The interception in soccer is a small statistic that's easy to overlook, but the impact it can have on a team's play is hard to dismiss.
Winning the ball back, no matter where you are on the pitch, is an ostensibly positive act. It's not a statistic that indicates a team's likelihood to win a game -- there are too many confounding variables for that -- but it does help us describe the play at hand, and it does speak to our ability to win the ball without either waiting for the opposition to cede possession, or resorting to brute force tackling.
Chris Schuler led Real Salt Lake in interceptions through 2013 -- aided in part by the first game of the season against San Jose Earthquakes, a 2-0 win in which he posted 19 interceptions (a league high for 2013). This, despite playing only 16 matches in the regular season.
It's a reasonably wild measure, really.
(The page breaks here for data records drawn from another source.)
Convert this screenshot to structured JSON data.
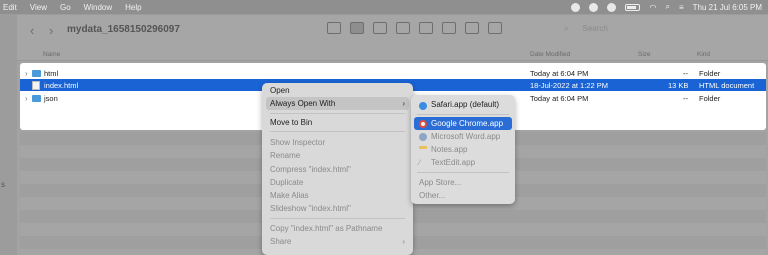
{
  "menubar": {
    "items": [
      "Edit",
      "View",
      "Go",
      "Window",
      "Help"
    ],
    "clock": "Thu 21 Jul 6:05 PM"
  },
  "window": {
    "title": "mydata_1658150296097",
    "back_icon": "chevron-left-icon",
    "forward_icon": "chevron-right-icon",
    "search_placeholder": "Search"
  },
  "columns": {
    "name": "Name",
    "date": "Date Modified",
    "size": "Size",
    "kind": "Kind"
  },
  "rows": [
    {
      "name": "html",
      "date": "Today at 6:04 PM",
      "size": "--",
      "kind": "Folder"
    },
    {
      "name": "index.html",
      "date": "18-Jul-2022 at 1:22 PM",
      "size": "13 KB",
      "kind": "HTML document"
    },
    {
      "name": "json",
      "date": "Today at 6:04 PM",
      "size": "--",
      "kind": "Folder"
    }
  ],
  "context_menu": {
    "open": "Open",
    "always_open_with": "Always Open With",
    "move_to_bin": "Move to Bin",
    "show_inspector": "Show Inspector",
    "rename": "Rename",
    "compress": "Compress \"index.html\"",
    "duplicate": "Duplicate",
    "make_alias": "Make Alias",
    "slideshow": "Slideshow \"index.html\"",
    "copy_pathname": "Copy \"index.html\" as Pathname",
    "share": "Share"
  },
  "submenu": {
    "safari": "Safari.app (default)",
    "chrome": "Google Chrome.app",
    "word": "Microsoft Word.app",
    "notes": "Notes.app",
    "textedit": "TextEdit.app",
    "app_store": "App Store...",
    "other": "Other..."
  },
  "sidebar_fragment": "s"
}
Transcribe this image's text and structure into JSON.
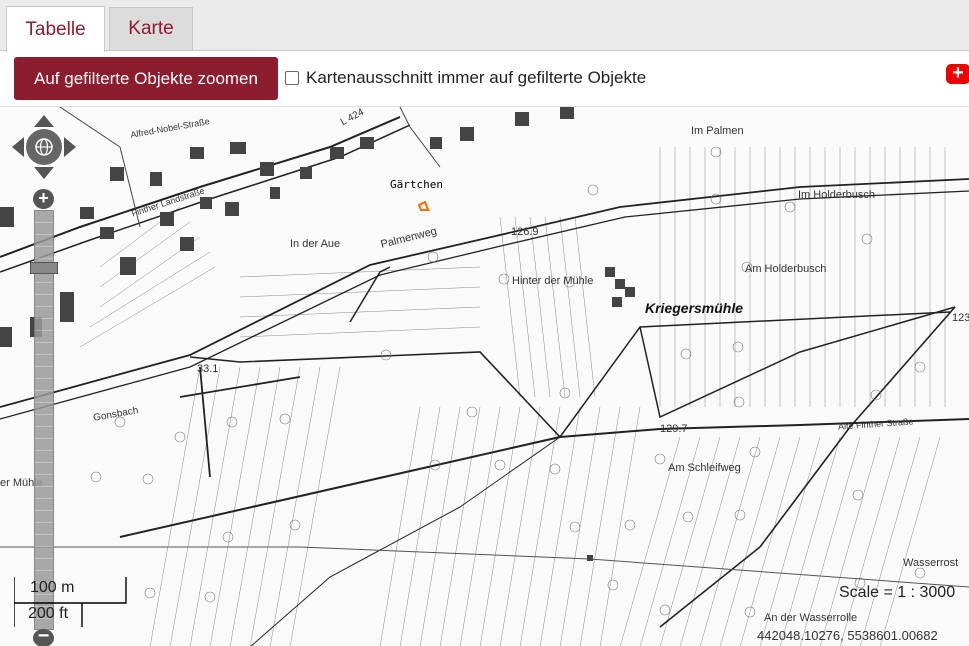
{
  "tabs": [
    {
      "label": "Tabelle",
      "active": true
    },
    {
      "label": "Karte",
      "active": false
    }
  ],
  "toolbar": {
    "zoom_button_label": "Auf gefilterte Objekte zoomen",
    "checkbox_label": "Kartenausschnitt immer auf gefilterte Objekte",
    "checkbox_checked": false,
    "add_icon": "plus-icon"
  },
  "map": {
    "labels": {
      "gaertchen": "Gärtchen",
      "kriegersmuehle": "Kriegersmühle",
      "im_palmen": "Im Palmen",
      "im_holderbusch": "Im Holderbusch",
      "am_holderbusch": "Am Holderbusch",
      "hinter_der_muehle": "Hinter der Mühle",
      "in_der_aue": "In der Aue",
      "palmenweg": "Palmenweg",
      "alfred_nobel": "Alfred-Nobel-Straße",
      "finther_landstrasse": "Finther Landstraße",
      "alte_finther_strasse": "Alte Finther Straße",
      "am_schleifweg": "Am Schleifweg",
      "an_der_wasserrolle": "An der Wasserrolle",
      "wasserrost": "Wasserrost",
      "gonsbach": "Gonsbach",
      "muehle_left": "er Mühle",
      "l424": "L 424",
      "elev_1269": "126.9",
      "elev_1297": "129.7",
      "elev_331": "33.1",
      "elev_123": "123"
    },
    "scale_m": "100 m",
    "scale_ft": "200 ft",
    "scale_text": "Scale = 1 : 3000",
    "coordinates": "442048.10276, 5538601.00682",
    "highlight_color": "#ff6a00",
    "accent_color": "#8b1d2f"
  }
}
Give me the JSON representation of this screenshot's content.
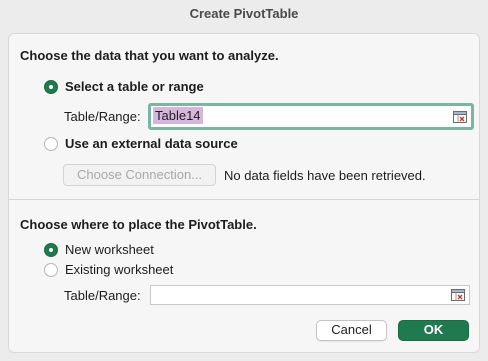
{
  "window": {
    "title": "Create PivotTable"
  },
  "source_section": {
    "heading": "Choose the data that you want to analyze.",
    "option_table": {
      "label": "Select a table or range",
      "selected": true
    },
    "range_label": "Table/Range:",
    "range_value": "Table14",
    "option_external": {
      "label": "Use an external data source",
      "selected": false
    },
    "choose_connection_label": "Choose Connection...",
    "connection_note": "No data fields have been retrieved."
  },
  "placement_section": {
    "heading": "Choose where to place the PivotTable.",
    "option_new": {
      "label": "New worksheet",
      "selected": true
    },
    "option_existing": {
      "label": "Existing worksheet",
      "selected": false
    },
    "range_label": "Table/Range:",
    "range_value": ""
  },
  "buttons": {
    "cancel_label": "Cancel",
    "ok_label": "OK"
  },
  "icons": {
    "range_picker": "range-picker-icon",
    "radio_selected": "radio-selected",
    "radio_unselected": "radio-unselected"
  },
  "colors": {
    "accent": "#1f7a4f",
    "focus_ring": "#7ab5a3",
    "selection_highlight": "#d7b6dd"
  }
}
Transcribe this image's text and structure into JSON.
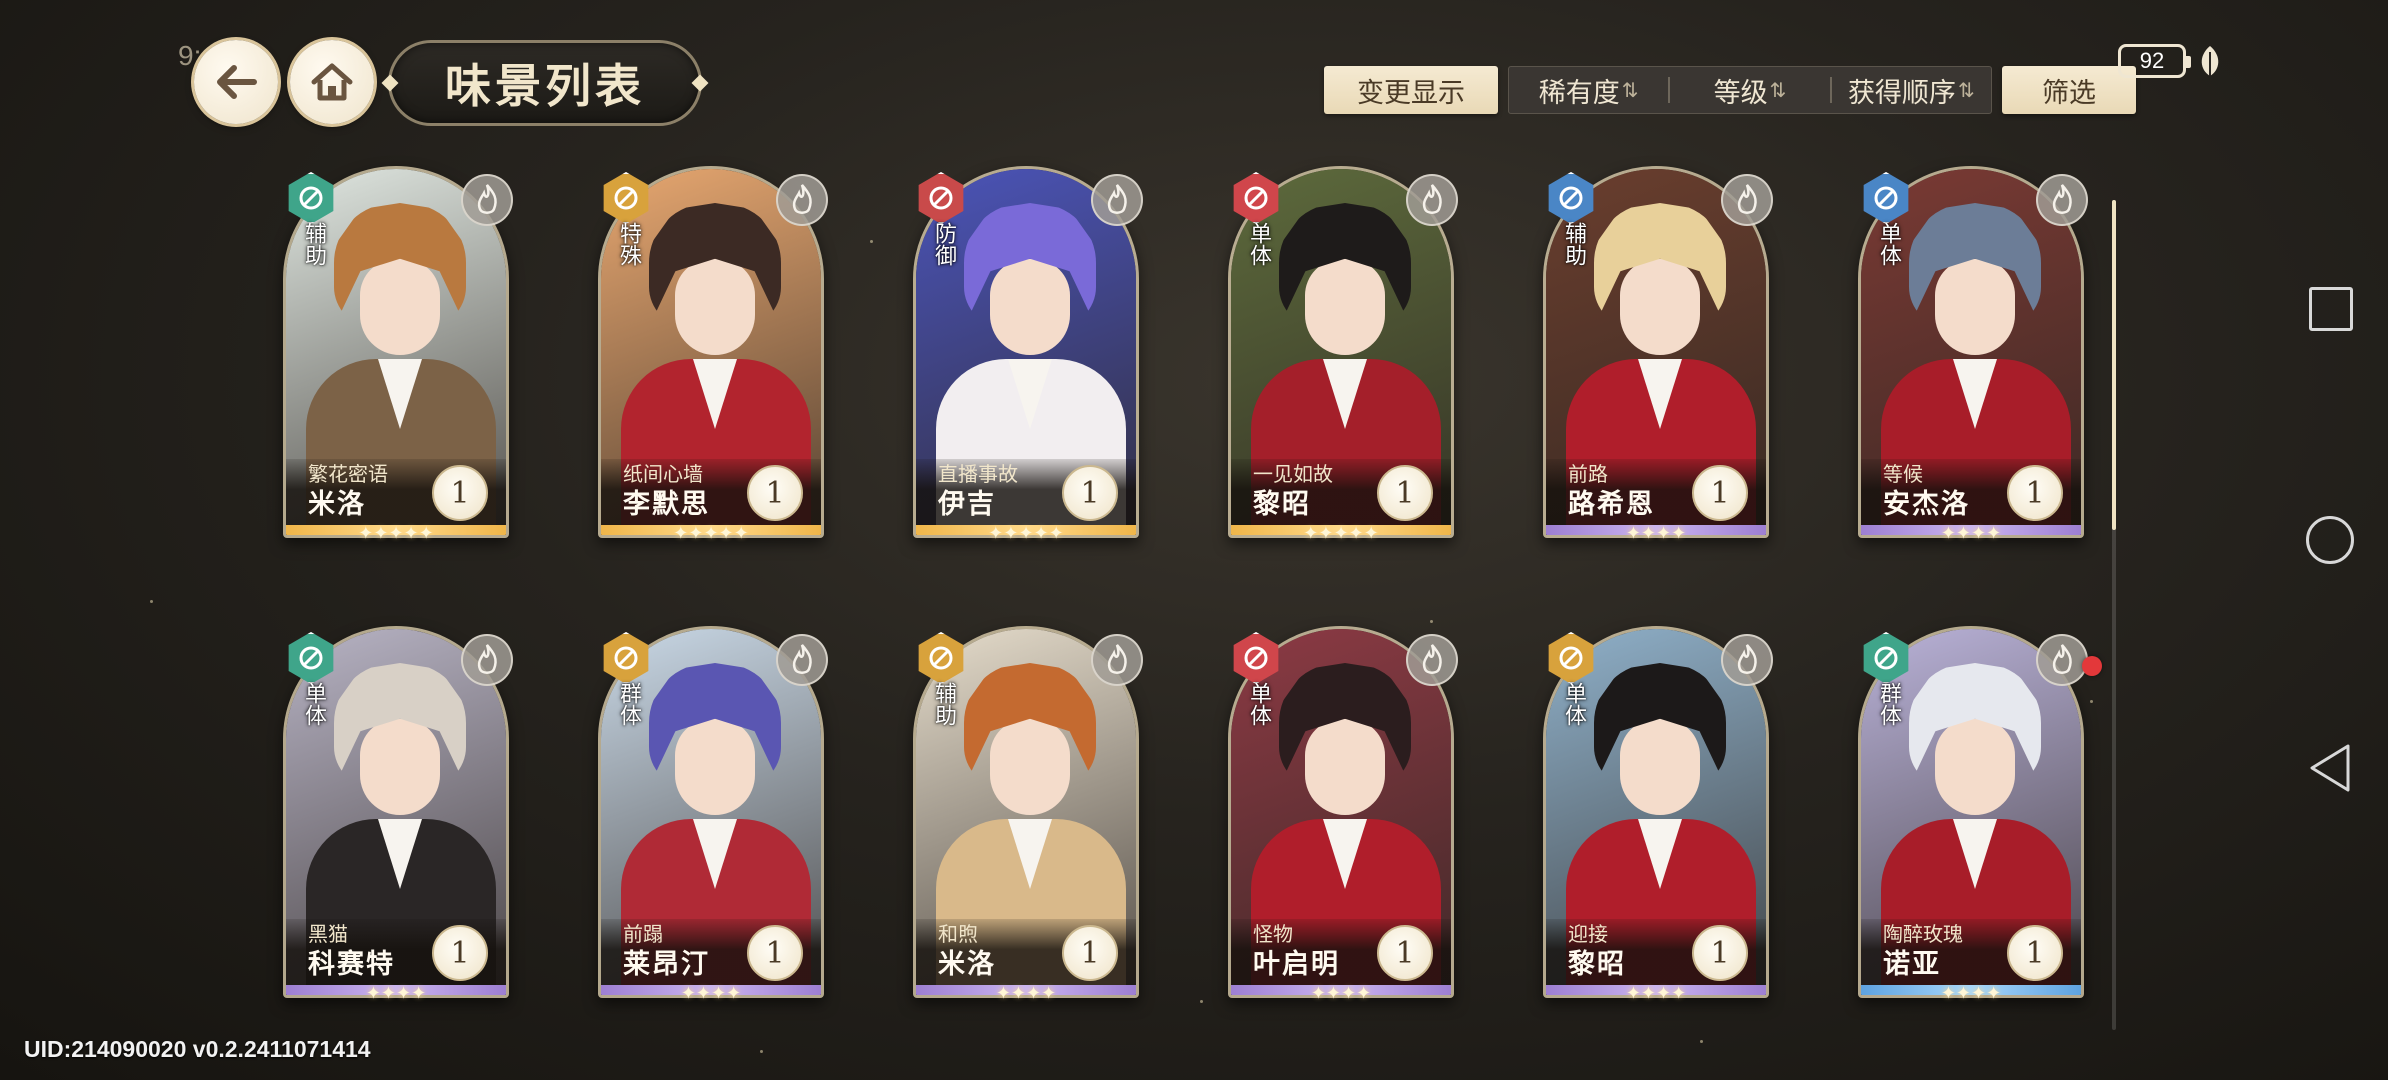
{
  "status_bar": {
    "time_partial": "9:",
    "battery": "92"
  },
  "header": {
    "title": "味景列表",
    "back_icon": "arrow-left-icon",
    "home_icon": "home-icon"
  },
  "toolbar": {
    "change_display": "变更显示",
    "sort_options": [
      {
        "label": "稀有度",
        "arrows": "⇅"
      },
      {
        "label": "等级",
        "arrows": "⇅"
      },
      {
        "label": "获得顺序",
        "arrows": "⇅"
      }
    ],
    "filter": "筛选"
  },
  "colors": {
    "support_green": "#3fa58a",
    "special_gold": "#d8a23c",
    "defense_red": "#c94a4a",
    "single_red": "#d0464b",
    "single_blue": "#4a86c6",
    "group_gold": "#d8a23c",
    "gold_rarity": "#e7a23a",
    "purple_rarity": "#a98ad6",
    "blue_rarity": "#6fb1e6"
  },
  "cards": [
    {
      "role": "辅助",
      "role_color": "#3fa58a",
      "subtitle": "繁花密语",
      "name": "米洛",
      "level": "1",
      "rarity": "gold",
      "stars": 5,
      "palette": {
        "bg": "#dfe6e0",
        "hair": "#b9793f",
        "body": "#7c6247"
      }
    },
    {
      "role": "特殊",
      "role_color": "#d8a23c",
      "subtitle": "纸间心墙",
      "name": "李默思",
      "level": "1",
      "rarity": "gold",
      "stars": 5,
      "palette": {
        "bg": "#e7a770",
        "hair": "#3c2a24",
        "body": "#b2242e"
      }
    },
    {
      "role": "防御",
      "role_color": "#c94a4a",
      "subtitle": "直播事故",
      "name": "伊吉",
      "level": "1",
      "rarity": "gold",
      "stars": 5,
      "palette": {
        "bg": "#4b54b8",
        "hair": "#7a6ad8",
        "body": "#f2eef0"
      }
    },
    {
      "role": "单体",
      "role_color": "#d0464b",
      "subtitle": "一见如故",
      "name": "黎昭",
      "level": "1",
      "rarity": "gold",
      "stars": 5,
      "palette": {
        "bg": "#5d6a3c",
        "hair": "#1e1b1a",
        "body": "#a41f2a"
      }
    },
    {
      "role": "辅助",
      "role_color": "#4a86c6",
      "subtitle": "前路",
      "name": "路希恩",
      "level": "1",
      "rarity": "purple",
      "stars": 4,
      "palette": {
        "bg": "#6a3e2e",
        "hair": "#e8d09a",
        "body": "#b01e2b"
      }
    },
    {
      "role": "单体",
      "role_color": "#4a86c6",
      "subtitle": "等候",
      "name": "安杰洛",
      "level": "1",
      "rarity": "purple",
      "stars": 4,
      "palette": {
        "bg": "#7a3a34",
        "hair": "#6c7d97",
        "body": "#a81d29"
      }
    },
    {
      "role": "单体",
      "role_color": "#3fa58a",
      "subtitle": "黑猫",
      "name": "科赛特",
      "level": "1",
      "rarity": "purple",
      "stars": 4,
      "palette": {
        "bg": "#b7b3c4",
        "hair": "#d8d0c6",
        "body": "#2a2626"
      }
    },
    {
      "role": "群体",
      "role_color": "#d8a23c",
      "subtitle": "前蹋",
      "name": "莱昂汀",
      "level": "1",
      "rarity": "purple",
      "stars": 4,
      "palette": {
        "bg": "#c9d8e6",
        "hair": "#5a56b2",
        "body": "#b02a36"
      }
    },
    {
      "role": "辅助",
      "role_color": "#d8a23c",
      "subtitle": "和煦",
      "name": "米洛",
      "level": "1",
      "rarity": "purple",
      "stars": 4,
      "palette": {
        "bg": "#e5dccb",
        "hair": "#c46a30",
        "body": "#d9b98a"
      }
    },
    {
      "role": "单体",
      "role_color": "#d0464b",
      "subtitle": "怪物",
      "name": "叶启明",
      "level": "1",
      "rarity": "purple",
      "stars": 4,
      "palette": {
        "bg": "#8c3a44",
        "hair": "#2b1d1e",
        "body": "#b01e2b"
      }
    },
    {
      "role": "单体",
      "role_color": "#d8a23c",
      "subtitle": "迎接",
      "name": "黎昭",
      "level": "1",
      "rarity": "purple",
      "stars": 4,
      "palette": {
        "bg": "#8fb0c9",
        "hair": "#1c1919",
        "body": "#b01e2b"
      }
    },
    {
      "role": "群体",
      "role_color": "#3fa58a",
      "subtitle": "陶醉玫瑰",
      "name": "诺亚",
      "level": "1",
      "rarity": "blue",
      "stars": 4,
      "palette": {
        "bg": "#b9b2d8",
        "hair": "#e6e8ee",
        "body": "#a81d29"
      },
      "has_notification": true
    }
  ],
  "footer": {
    "uid": "UID:214090020  v0.2.2411071414"
  }
}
As evidenced below, Schuler steps outside the line of best fit here -- we've listed the ten highest interception-winning players at Real Salt Lake, and among these players, there's a definite trend. Among these 10, the average interceptions-per-90-minutes (not per match, mind) floats between 2 and 3. Schuler sits at 4.75. Yes, nearly five interceptions per 90 minutes played.
This speaks to two major items: First, Schuler largely plays as the center back who pushes forward into the more advanced position of the pairing. This is necessary to win interceptions as a center back -- at least in this volume. Second, it indicates a tendency Schuler has to get sucked forward and to attempt to recover from those positions. While it works most of the time -- or even the vast majority of the time -- it did see him in error-prone positions early on. This is a solvable problem, and indeed, Schuler's late-season and playoff performances paint a very positive picture indeed.
The message is simple: If you win the ball back, you have hopefully (supposing you have not given the ball to the opposition straight away) given your side a better opportunity to get into goalscoring positions. Of course, if forced to choose, the better solution may be simply giving the ball away less frequently, but thankfully we're not in that sort of bifurcated world. (Still, that would explain why Real Salt Lake ranks a bit lower than other teams -- but we can talk more about that later.)